Thirteen youth came before District Court Judge Denise Hartsfield in Courtroom 3C of the Forsyth County Hall of Justice last week to receive their first set of instructions and mandates.
Most of the offenders were 15 or 16 years of age, and almost all admitted to using marijuana daily.
Through the drug court, which is supported by a grant from the U.S. Department of Justice
, youth ages 12-16 will have access to a variety of treatment options and programs designed to help them get on the right path.
It is a far cry from a traditional courtroom setting where youth could face harsh punishments for their drug-related offenses.
Many of the youth - who were referred to the court by other judges, counselors or drug treatment providers - have been expelled from school or simply refuse to go, according to their mothers.
told the teens that school attendance would be mandatory throughout the duration of the program, which could last anywhere from nine to 18 months, depending on the individual needs of the youth.

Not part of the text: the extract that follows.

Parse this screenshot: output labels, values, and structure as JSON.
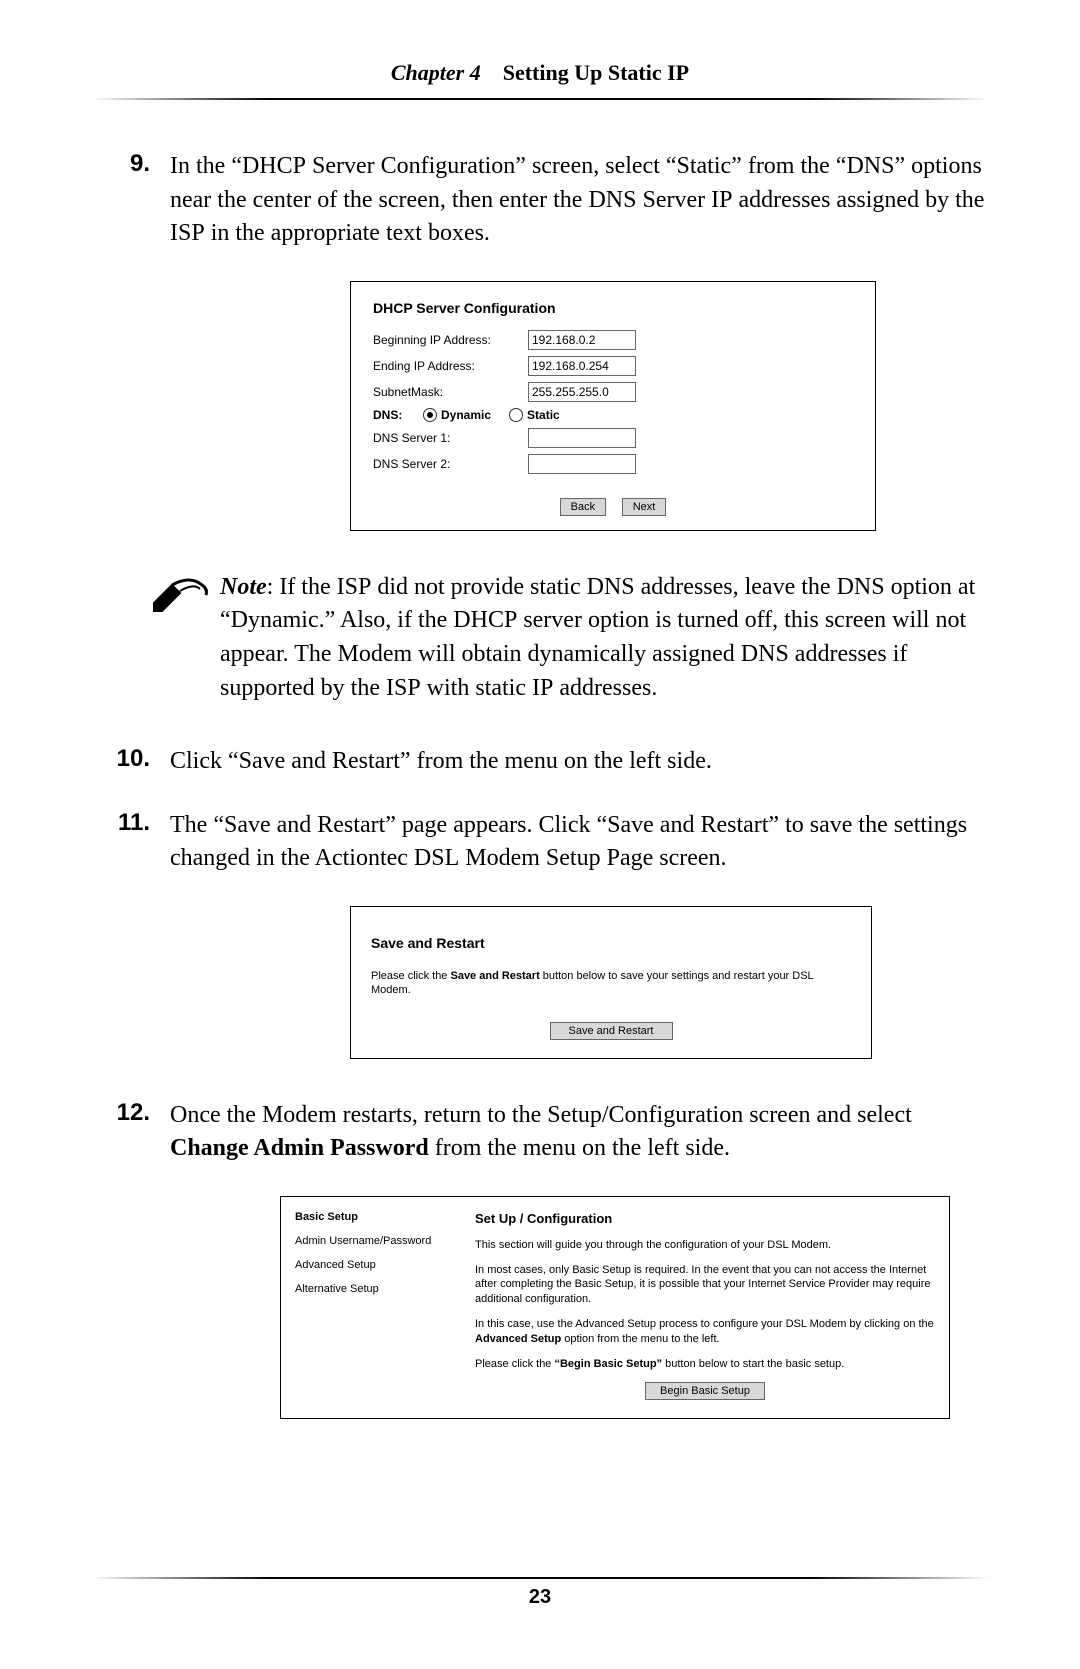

"It's exciting," said Chief of Court Stan Clarkson, who has been heavily involved in Reclaiming Futures, a community-based youth drug treatment collaborative, for years.
"It's a good opportunity to bring a treatment focus for kids who really need some redirection in their lives."
Despite the seriousness of the circumstances that brought the group together, Hartsfield
kept the mood intentionally light during the inaugural session.
cracked jokes and conversed easily with the young defendants, professing her
staunch support of their journeys and unflinching belief in their respective abilities to be successful.
brought along two pineapples to symbolize the role of the court in the youths' lives.
"Since the pilgrims came in colonial days, the pineapple has been a symbol that means welcome," she
"I want everyone to feel welcome and to be very comfortable on this journey… There are going to be some slips - there are going to be some falls - but the pineapple tells us that we're all welcome here and we're all working together."
likened the teens to the fruit, which she
said has a "rough, prickly" exterior, but "what's inside is fleshy, juicy, sweet and absolutely wonderful.
told the youth that many of the defendants who come before her
- both young and old - land in her
courtroom because of an alcohol or drug addiction.
"One of the goals that I would have is trying to make sure that you never have to see adult court," she
"…I anticipate that we're going to have a great deal of pineapples in here, and we're going to celebrate some folks."
The Reclaiming Futures court differs from traditional juvenile court because it is treatment-focused, Hartsfield
Because it is grant-supported, program leaders have access to resources that aren't traditionally available in juvenile courts, such as regular drug testing and research-based assessment tools that aid the treatment team in identifying the best possible treatment program for each offender, Hartsfield
Youth who adhere to the court's directions will be rewarded with a variety of incentives in Hartsfield's
"treasure box," ranging from gift cards to event tickets.
Those who do not comply will receive sanctions, everything from required book reports to detention, if necessary, she
The Forsyth County Adult Drug Court became one of the first in the state when it was implemented in 1996 as one of five pilot programs in North Carolina.
Both courts fell victim to state budget cuts.
The juvenile court has been defunct since 2011.
"We're extremely fortunate and very, very happy to be able to start this court up again," Hartsfield
told those present in the courtroom for the start of the program last week.